In summary, the study finds that 1 in 2 households in the country has 1 or more high value serviceable products like automobiles, gadgets or whitegoods that they are not able to use or only able to use partially as they need spares or accessories support from the brand and are unable to get the same. The study also shows that there is a deep-seated consumer need to have an “End of Life Service Date” displayed or declared upfront to the consumer on such products so they can make better buying decisions. 83% of household consumers voted in favour of such a date being disclosed on a mandatory basis. When asked about what should happen with the products already in use, 77% household consumers said that it should be made mandatory for all brands to provide spares and service support for atleast a 5 year period.
LocalCircles will escalate the findings of this study to the different stakeholders in the Government including the Ministry of Consumer Affairs, Bureau of Indian Standards, Ministry of Road Transport and Highways and Ministry of Electronics and Information Technology so the necessary policy amendments can be made.

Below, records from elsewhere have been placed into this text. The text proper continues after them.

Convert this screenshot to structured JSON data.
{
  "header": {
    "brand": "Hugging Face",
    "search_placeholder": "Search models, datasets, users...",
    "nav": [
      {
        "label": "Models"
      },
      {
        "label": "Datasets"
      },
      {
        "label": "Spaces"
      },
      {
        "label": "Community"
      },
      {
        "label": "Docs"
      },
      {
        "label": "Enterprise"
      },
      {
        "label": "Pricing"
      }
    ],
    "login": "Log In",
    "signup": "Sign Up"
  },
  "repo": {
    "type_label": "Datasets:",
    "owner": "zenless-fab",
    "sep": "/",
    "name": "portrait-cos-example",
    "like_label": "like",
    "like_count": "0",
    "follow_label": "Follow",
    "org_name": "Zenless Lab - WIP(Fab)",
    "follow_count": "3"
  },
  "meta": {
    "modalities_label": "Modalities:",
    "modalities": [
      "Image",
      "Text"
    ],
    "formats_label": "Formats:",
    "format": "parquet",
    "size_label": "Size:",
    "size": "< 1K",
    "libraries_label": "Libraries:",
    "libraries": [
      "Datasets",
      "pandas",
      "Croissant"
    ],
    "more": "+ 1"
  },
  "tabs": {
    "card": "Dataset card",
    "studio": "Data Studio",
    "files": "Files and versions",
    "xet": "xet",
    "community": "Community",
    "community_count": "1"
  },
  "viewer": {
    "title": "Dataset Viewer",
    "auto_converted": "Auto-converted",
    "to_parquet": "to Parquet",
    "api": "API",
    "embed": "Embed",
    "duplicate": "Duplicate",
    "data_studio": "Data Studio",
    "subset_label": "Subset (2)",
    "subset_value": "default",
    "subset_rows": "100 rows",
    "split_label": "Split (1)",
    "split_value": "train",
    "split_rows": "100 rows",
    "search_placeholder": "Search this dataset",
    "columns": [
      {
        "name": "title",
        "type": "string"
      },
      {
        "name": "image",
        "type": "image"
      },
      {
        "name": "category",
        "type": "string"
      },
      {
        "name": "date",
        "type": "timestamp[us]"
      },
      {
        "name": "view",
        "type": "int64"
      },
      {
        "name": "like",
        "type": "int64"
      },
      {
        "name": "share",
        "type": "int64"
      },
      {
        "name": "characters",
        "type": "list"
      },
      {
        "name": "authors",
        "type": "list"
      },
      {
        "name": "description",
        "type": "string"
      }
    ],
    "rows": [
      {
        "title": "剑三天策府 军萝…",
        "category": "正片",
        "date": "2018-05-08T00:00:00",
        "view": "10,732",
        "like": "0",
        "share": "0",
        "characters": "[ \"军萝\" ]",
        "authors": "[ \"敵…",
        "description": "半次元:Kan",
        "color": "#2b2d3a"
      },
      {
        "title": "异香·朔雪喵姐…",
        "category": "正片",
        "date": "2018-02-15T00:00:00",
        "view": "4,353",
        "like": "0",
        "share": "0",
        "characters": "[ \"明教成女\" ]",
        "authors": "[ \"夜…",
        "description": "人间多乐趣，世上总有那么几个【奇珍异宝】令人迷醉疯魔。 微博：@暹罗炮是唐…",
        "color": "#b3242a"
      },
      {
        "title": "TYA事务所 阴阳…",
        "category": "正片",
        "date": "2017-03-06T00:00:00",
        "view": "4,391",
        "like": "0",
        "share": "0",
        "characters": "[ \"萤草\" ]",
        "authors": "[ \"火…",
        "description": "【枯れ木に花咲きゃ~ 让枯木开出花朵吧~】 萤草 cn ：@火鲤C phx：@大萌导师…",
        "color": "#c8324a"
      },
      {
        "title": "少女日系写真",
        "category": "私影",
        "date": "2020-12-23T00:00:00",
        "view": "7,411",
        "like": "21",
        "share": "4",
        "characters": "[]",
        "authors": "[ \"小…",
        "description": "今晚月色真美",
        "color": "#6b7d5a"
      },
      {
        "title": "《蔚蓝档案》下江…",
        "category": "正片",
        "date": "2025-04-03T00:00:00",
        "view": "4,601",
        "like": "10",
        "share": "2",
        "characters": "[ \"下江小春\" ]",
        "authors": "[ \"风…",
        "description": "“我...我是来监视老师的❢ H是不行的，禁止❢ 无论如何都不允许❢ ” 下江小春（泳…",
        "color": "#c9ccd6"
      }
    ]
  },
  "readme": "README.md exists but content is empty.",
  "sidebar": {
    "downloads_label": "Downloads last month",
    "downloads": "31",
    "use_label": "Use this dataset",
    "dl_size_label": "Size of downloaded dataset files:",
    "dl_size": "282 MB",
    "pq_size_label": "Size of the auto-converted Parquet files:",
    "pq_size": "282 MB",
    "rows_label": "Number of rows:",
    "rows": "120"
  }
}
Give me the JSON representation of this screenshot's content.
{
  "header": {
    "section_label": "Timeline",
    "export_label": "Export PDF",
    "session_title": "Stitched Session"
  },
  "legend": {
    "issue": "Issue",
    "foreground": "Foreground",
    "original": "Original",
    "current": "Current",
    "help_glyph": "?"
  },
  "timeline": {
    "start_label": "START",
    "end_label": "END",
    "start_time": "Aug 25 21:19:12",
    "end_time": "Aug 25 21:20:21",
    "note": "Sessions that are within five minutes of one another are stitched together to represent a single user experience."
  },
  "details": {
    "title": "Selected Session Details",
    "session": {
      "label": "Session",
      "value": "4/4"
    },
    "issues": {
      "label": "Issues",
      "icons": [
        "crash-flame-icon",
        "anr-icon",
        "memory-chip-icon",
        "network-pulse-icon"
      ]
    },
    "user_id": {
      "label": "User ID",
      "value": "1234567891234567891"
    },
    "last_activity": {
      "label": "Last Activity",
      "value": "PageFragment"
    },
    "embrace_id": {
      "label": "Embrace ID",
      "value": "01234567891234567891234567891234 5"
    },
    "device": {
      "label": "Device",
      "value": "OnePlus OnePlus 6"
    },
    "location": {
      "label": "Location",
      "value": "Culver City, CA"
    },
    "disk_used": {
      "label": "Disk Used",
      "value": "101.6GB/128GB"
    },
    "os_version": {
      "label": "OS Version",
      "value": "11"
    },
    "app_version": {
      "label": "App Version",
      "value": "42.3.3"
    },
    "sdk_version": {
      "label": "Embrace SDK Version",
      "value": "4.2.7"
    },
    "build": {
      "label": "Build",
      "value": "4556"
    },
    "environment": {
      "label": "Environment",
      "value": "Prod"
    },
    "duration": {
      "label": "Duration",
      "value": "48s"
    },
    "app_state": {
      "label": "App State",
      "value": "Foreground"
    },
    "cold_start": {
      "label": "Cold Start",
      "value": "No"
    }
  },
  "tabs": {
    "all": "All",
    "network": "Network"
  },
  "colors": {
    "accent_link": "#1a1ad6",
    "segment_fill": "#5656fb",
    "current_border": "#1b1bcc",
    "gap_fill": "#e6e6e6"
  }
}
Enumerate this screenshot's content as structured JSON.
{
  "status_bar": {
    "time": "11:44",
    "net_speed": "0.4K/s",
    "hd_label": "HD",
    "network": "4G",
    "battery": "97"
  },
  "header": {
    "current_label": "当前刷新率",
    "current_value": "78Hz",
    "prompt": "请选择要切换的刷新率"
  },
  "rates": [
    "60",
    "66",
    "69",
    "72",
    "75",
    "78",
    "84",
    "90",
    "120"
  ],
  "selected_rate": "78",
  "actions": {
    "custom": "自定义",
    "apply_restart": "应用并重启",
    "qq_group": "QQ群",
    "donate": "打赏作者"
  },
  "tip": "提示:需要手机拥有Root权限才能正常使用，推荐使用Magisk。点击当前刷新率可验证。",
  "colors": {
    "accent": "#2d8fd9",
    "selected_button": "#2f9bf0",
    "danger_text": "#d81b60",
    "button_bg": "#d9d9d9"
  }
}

The survey received over 32,000 responses from household consumers located in 309 districts of India. 67% respondents were men while 33% respondents were women. 44% respondents were from tier 1, 31% from tier 2 and 25% respondents were from tier 3, 4 and rural districts. The survey was conducted via LocalCircles platform and all participants were validated citizens who had to be registered with LocalCircles to participate in this survey.